What to produce: Look through the records that follow. Copy every line containing the word "your".

Dataset:

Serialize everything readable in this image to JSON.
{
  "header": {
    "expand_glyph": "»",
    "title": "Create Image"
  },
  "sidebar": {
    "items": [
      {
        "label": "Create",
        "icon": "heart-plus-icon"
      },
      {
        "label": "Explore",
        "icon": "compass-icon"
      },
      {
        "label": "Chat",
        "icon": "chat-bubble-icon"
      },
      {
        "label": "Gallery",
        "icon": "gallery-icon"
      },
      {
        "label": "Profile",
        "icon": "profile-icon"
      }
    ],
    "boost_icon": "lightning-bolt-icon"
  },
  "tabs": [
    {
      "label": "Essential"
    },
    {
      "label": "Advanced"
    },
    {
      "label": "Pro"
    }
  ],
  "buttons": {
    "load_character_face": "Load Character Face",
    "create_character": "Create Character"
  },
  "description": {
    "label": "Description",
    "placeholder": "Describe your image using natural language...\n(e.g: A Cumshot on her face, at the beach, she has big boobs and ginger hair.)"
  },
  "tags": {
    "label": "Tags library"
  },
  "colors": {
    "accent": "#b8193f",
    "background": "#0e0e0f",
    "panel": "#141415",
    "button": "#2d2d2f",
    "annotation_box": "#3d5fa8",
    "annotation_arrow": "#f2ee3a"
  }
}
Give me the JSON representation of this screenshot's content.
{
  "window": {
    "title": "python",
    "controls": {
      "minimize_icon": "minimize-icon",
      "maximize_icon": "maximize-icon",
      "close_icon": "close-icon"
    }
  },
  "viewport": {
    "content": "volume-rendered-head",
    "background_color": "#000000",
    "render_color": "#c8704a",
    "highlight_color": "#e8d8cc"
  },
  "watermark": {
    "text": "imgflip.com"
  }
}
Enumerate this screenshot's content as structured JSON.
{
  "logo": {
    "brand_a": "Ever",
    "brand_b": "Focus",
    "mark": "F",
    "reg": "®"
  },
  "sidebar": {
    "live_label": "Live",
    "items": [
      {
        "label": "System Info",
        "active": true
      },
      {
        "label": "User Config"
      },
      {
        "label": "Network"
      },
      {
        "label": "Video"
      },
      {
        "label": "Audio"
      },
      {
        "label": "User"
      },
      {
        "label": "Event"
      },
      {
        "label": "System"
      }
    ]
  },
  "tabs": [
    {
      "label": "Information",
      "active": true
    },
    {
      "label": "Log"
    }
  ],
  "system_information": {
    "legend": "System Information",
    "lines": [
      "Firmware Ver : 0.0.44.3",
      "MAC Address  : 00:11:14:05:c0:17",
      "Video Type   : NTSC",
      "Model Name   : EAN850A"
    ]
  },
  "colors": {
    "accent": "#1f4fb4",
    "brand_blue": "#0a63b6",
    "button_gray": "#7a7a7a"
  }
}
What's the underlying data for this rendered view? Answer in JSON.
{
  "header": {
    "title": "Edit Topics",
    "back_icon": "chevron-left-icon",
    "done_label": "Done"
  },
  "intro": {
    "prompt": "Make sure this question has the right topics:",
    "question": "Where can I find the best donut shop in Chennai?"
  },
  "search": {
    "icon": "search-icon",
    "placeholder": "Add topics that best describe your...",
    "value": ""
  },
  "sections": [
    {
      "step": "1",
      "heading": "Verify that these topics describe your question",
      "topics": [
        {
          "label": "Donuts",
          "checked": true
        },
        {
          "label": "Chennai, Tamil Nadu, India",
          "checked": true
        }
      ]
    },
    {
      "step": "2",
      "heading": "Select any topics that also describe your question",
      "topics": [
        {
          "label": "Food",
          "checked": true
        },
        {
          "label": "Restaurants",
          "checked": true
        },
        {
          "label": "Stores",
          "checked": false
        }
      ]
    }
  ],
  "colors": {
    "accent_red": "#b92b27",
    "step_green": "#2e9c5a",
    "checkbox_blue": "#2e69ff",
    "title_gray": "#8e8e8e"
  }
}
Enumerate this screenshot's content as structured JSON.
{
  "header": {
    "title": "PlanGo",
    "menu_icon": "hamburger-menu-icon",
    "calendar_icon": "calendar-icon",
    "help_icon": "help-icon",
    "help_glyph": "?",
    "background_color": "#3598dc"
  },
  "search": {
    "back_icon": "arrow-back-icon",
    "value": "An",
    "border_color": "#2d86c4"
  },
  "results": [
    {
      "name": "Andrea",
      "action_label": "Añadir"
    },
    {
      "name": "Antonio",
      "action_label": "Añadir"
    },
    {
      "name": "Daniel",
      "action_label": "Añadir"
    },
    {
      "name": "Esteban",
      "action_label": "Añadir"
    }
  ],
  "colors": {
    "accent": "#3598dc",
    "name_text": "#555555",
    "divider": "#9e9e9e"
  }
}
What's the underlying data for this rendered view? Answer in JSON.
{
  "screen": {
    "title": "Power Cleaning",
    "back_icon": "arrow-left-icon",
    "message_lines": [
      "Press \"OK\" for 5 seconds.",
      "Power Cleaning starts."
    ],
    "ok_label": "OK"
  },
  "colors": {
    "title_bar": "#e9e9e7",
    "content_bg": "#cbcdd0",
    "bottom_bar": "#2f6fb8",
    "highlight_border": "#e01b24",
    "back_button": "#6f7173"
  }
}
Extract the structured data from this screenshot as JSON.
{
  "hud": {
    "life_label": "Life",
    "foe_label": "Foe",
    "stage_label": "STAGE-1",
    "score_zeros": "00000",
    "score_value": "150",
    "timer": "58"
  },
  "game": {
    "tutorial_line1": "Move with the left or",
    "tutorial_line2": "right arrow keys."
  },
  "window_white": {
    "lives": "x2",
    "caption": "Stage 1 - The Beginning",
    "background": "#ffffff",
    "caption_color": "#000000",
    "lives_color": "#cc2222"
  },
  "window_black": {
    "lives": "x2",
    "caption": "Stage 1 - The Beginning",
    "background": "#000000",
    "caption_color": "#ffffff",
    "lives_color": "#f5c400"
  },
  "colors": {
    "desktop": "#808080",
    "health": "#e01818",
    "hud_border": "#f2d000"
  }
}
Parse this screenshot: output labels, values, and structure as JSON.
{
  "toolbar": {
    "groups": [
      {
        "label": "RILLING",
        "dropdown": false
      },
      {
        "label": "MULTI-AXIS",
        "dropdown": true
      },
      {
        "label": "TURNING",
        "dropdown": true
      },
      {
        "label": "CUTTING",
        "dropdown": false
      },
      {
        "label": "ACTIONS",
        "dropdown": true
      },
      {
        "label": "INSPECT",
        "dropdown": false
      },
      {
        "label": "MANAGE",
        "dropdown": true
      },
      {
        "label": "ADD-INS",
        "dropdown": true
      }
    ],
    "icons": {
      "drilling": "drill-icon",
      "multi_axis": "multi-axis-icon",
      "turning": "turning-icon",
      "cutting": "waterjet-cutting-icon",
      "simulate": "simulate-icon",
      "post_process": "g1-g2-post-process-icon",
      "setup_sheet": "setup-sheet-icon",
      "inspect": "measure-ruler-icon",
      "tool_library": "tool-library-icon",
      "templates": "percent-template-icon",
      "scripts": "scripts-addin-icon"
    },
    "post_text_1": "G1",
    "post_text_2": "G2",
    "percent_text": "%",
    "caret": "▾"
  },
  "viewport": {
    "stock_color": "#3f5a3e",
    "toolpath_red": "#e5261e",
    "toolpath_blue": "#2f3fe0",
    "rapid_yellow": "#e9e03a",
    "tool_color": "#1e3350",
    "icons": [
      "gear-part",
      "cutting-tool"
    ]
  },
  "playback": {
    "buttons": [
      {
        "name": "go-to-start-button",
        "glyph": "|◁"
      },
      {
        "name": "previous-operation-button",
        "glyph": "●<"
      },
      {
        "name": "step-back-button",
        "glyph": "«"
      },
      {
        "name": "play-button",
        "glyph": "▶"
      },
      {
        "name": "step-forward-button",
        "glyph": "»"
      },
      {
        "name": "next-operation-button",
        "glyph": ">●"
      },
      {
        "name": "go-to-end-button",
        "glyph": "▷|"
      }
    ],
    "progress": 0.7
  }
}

Exercise response:
    "placeholder": "Describe your image using natural language...\n(e.g: A Cumshot on her face, at the beach, she has big boobs and ginger hair.)"
    "placeholder": "Add topics that best describe your...",
      "heading": "Verify that these topics describe your question",
      "heading": "Select any topics that also describe your question",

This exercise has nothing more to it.